Like all new parents, we spent many hours deliberating over what values we wanted to impart to our children. We committed to several priorities in raising the kids that we’ve adhered to over the years.
There’s an epidemic in the U.S. that jeopardizes the future of our children more than obesity; is more toxic than the drinking water in Flint, Michigan; grows more insidiously than cancer. I witness countless patients suffering the consequences.of this epidemic daily, and it has even claimed several of my own family members.
As I sit here cleaning saliva from my ear, I begin to doubt the wisdom of teaching a first grader (however precocious) how to give a wet willie.
As an emergency medicine resident at UCLA, I was always intrigued by the Man in the Lime Green Suit (MLGS). A retired physician in his 80s, MLGS spent his days circulating among resident teaching conferences at several different academic hospitals, always elegantly appointed in the clothes that time forgot. There were endearing moments (the time he leaned over during a faculty presentation and confided in me that he found our residency director, 40 years his junior, attractive; the time he raised his hand and asked if streptomycin might be a better choice of antibiotic for a particular infection). Mostly I was awed that when others spent their golden years playing shuffleboard, he made a genuine effort to remain up to date in medicine. He was a Doctor first, everything else subordinate to that identity.
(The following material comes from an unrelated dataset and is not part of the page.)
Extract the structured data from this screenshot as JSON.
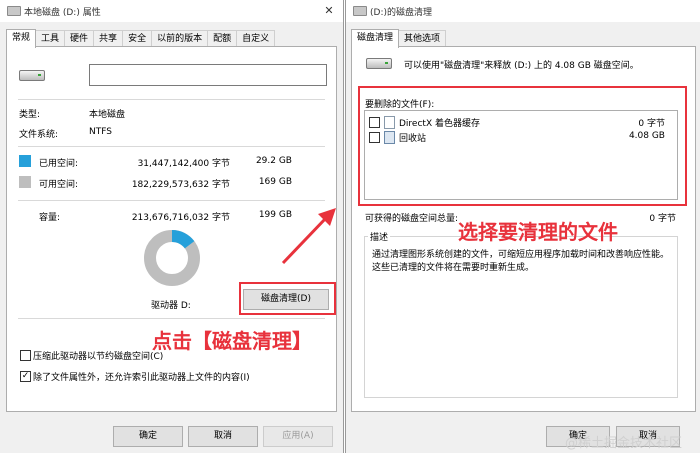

Being a relative newbie to the whole physician personal finance community, I’ve been thinking of ways to help other new readers grow familiar with the players in the blogosphere. Consequently, I decided to start a series of “Docs in Finance” trading cards similar to baseball cards I traded with friends back in grade school. As a testament to the difficulty involved in creating an competent physician finance blog, much less translating that blog into a cash-producing side business (given the time and effort invested, it would be misleading to label their blogs as “passive” income streams) I decided to depict them as superheroes. Following is my attempt to characterize a few personal role models. As I discover and read more blogs, I’ll try to add to the collection. Feel free to offer suggestions via comments, and please forgive my oversights - I assure you it’s my ignorance (not a blogger’s lack of prestige) that’s to blame.
I Shall Call Him Mini-Me
Something exciting is happening in the world of physician financial independence blogs. A major disruption that might, in retrospect, be entrepreneurial genius. The White Coat Investor has formed an alliance with Physician on FIRE and purchased a stake (along with his business manager) in the latter’s website. Why does this matter? Why should you care? Why, in a cynical world where consolidation of power is often viewed with skepticism, does this union seem to have the support of their considerable followings?
A couple of months ago, I agreed to a phone call with my Personal Capital advisor. I’m a huge fan of their free software, which breaks down asset allocation, investment fees, and expenses. I had a list of questions ready for the advisor, and was excited to get some feedback on my asset allocation. I was very candid about being a DIY investor who was seeking feedback but would not be interested in a long-term advisory relationship.
Financial Literacy for The Newly Minted Physician